04/11/2021 at 4:01 pm #670Argumentative AtheistKeymasterPoints: 99,786
In a previous discussion I explained the definition of a mental illness from a common usage point of view and a clinical point of view . In both cases religion does not count as a mental illness. In that discussion I promised to write on the subject of religion as a delusion, which is another claim often made by atheists and irreligious people.
We have to be careful with the term delusion, because there are multiple common use cases for the term. So to start we will define two different contextual versions of common usage for the term. We will be using Merriam-Webster as a source for these definitions . Version one, the version that causes the most confusion, is:
“something that is falsely or delusively believed or propagated”
In this context religion clearly is a delusion. That being a false belief. By using this definition we are essentially admitting that everyone is deluded to some degree and that religious people being deluded means very little and has very few real world implications. I am perfectly happy to agree that religions are false beliefs that are not backed up by a scientific understanding of the world.
However it should be pointed out that this is generally not the context with which irreligious people apply the term, nor is it the context that most people understand the term. When irreligious people state religion is a delusion they usually use a phrase similar to “religious people are delusional”. This is most often understood to mean that the person you are talking about has a psychiatric condition rather than simply false beliefs. This leads onto our second common usage definition of delusion:

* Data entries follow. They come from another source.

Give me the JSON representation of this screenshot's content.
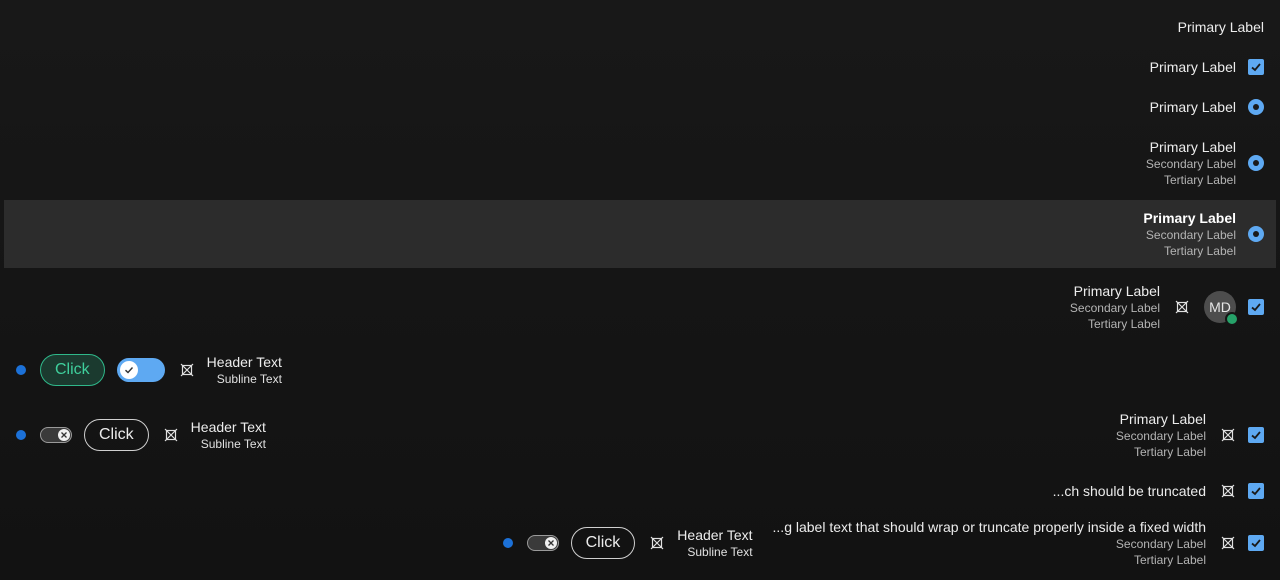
{
  "colors": {
    "background": "#151515",
    "selected_row": "#2c2c2c",
    "accent": "#5ea9f2",
    "status_dot": "#1c71d8",
    "presence": "#26a269",
    "green_button": "#3fcf9c"
  },
  "rows": {
    "r1": {
      "primary": "Primary Label"
    },
    "r2": {
      "primary": "Primary Label",
      "control": "checkbox"
    },
    "r3": {
      "primary": "Primary Label",
      "control": "radio"
    },
    "r4": {
      "primary": "Primary Label",
      "secondary": "Secondary Label",
      "tertiary": "Tertiary Label",
      "control": "radio"
    },
    "r5": {
      "primary": "Primary Label",
      "secondary": "Secondary Label",
      "tertiary": "Tertiary Label",
      "control": "radio",
      "selected": true
    },
    "r6": {
      "primary": "Primary Label",
      "secondary": "Secondary Label",
      "tertiary": "Tertiary Label",
      "icon": "x-mark-icon",
      "avatar_initials": "MD",
      "control": "checkbox"
    },
    "r7": {
      "button": "Click",
      "toggle": "on",
      "icon": "x-mark-icon",
      "header": "Header Text",
      "subline": "Subline Text"
    },
    "r8": {
      "left": {
        "toggle": "off",
        "button": "Click",
        "icon": "x-mark-icon",
        "header": "Header Text",
        "subline": "Subline Text"
      },
      "right": {
        "primary": "Primary Label",
        "secondary": "Secondary Label",
        "tertiary": "Tertiary Label",
        "icon": "x-mark-icon",
        "control": "checkbox"
      }
    },
    "r9": {
      "primary": "...ch should be truncated",
      "icon": "x-mark-icon",
      "control": "checkbox"
    },
    "r10": {
      "left": {
        "toggle": "off",
        "button": "Click",
        "icon": "x-mark-icon",
        "header": "Header Text",
        "subline": "Subline Text"
      },
      "primary": "...g label text that should wrap or truncate properly inside a fixed width",
      "secondary": "Secondary Label",
      "tertiary": "Tertiary Label",
      "icon": "x-mark-icon",
      "control": "checkbox"
    }
  }
}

“a false idea or belief that is caused by mental illness”
To discuss delusion as a mental illness specifically we will need a psychiatric definition. We will take the psychiatric definition from a paper published in the Industrial Psychiatric Journal “Understanding Delusions”  to ensure a comprehensive definition:
“A delusion is a belief that is clearly false and that indicates an abnormality in the affected person’s content of thought. The false belief is not accounted for by the person’s cultural or religious background or his or her level of intelligence. The key feature of a delusion is the degree to which the person is convinced that the belief is true. A person with a delusion will hold firmly to the belief regardless of evidence to the contrary. Delusions can be difficult to distinguish from overvalued ideas, which are unreasonable ideas that a person holds, but the affected person has at least some level of doubt as to its truthfulness. A person with a delusion is absolutely convinced that the delusion is real. Delusions are a symptom of either a medical, neurological, or mental disorder.”

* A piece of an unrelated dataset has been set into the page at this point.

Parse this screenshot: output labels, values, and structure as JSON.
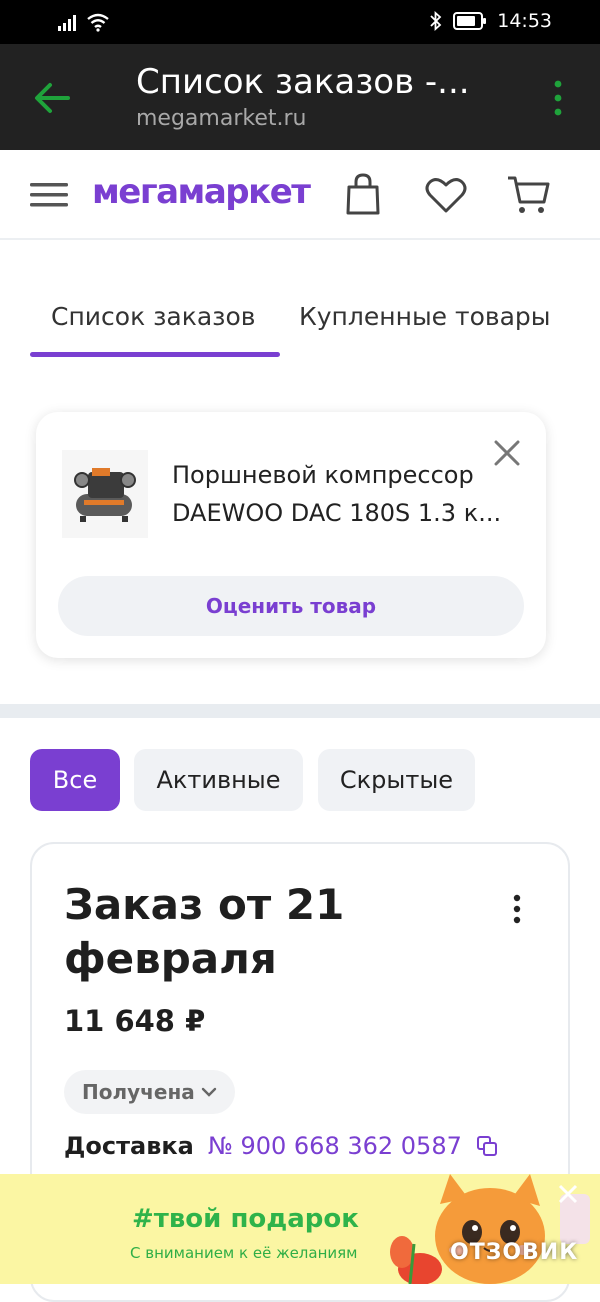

In this context delusion is clearly used to indicate that the person suffering from delusion have a disorder of some form that actively prevents them from normal thinking processes. Religion, in general, does not fit this criteria. Religion is most often a product of upbringing and cultural background. You will note that in the psychiatric definition of a delusion religion is specifically noted as not being considered a cause of delusion. This is because while religion may be considered a false belief it is not caused by a disorder that prevents people from using normal thinking processes.

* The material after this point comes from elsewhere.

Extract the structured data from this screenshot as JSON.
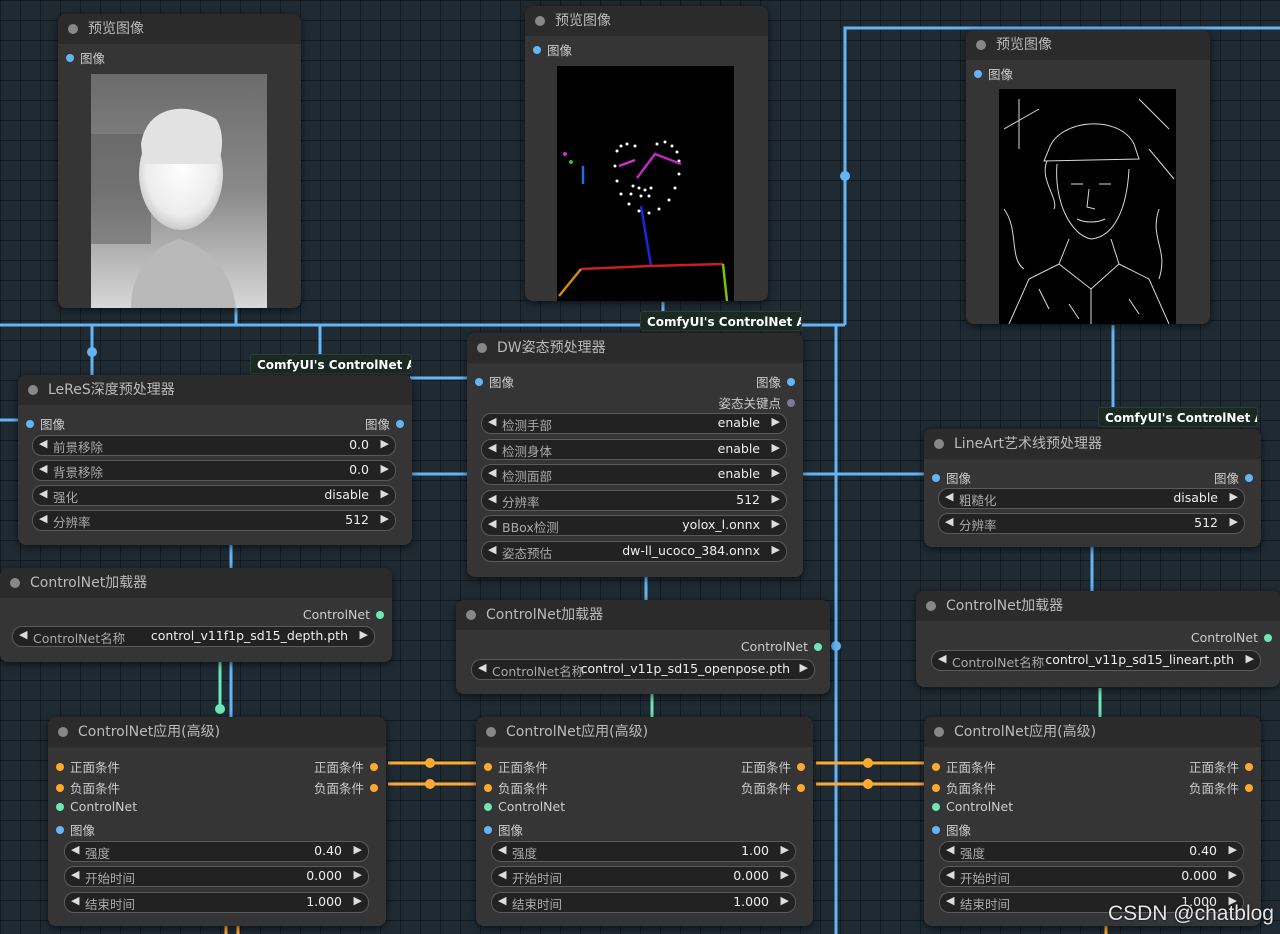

Finally, we move onto why you should never state that religious people are deluded, even if you simply mean that they have a belief not supported by science. Professor Andrew Sims has published a paper on the subject in the The British journal of psychiatry: the journal of mental science called “Is Faith Delusion?”  and you can find a pre-print of the paper here . Professor Sims is a Christian and obviously has an interest in considering religion to not be a delusion, but he also has some important points to make. The most important, at least in regards to the use of the term “delusion”, is that while previously delusion was commonly understood to simply mean that someone had a false belief it is now much more commonly understood to mean someone is mentally ill. As Sims points out:
“In English law, delusion has been the cardinal feature of insanity for the last 200 years. It is a mitigating circumstance and can convey diminished responsibility.”
If we wish to call religions false beliefs I personally agree with this statement. However we must be much more circumspect in using the term “delusion” as even if it is not our intention it leads others to believe that we are accusing all religious people of being mentally ill. Being religious is not a mental illness. A mental illness is a psychological or neurological condition that means our thought processes are not working normally. A belief in a religion is a result of cultural upbringing and is not itself an indication of abnormal thinking processes.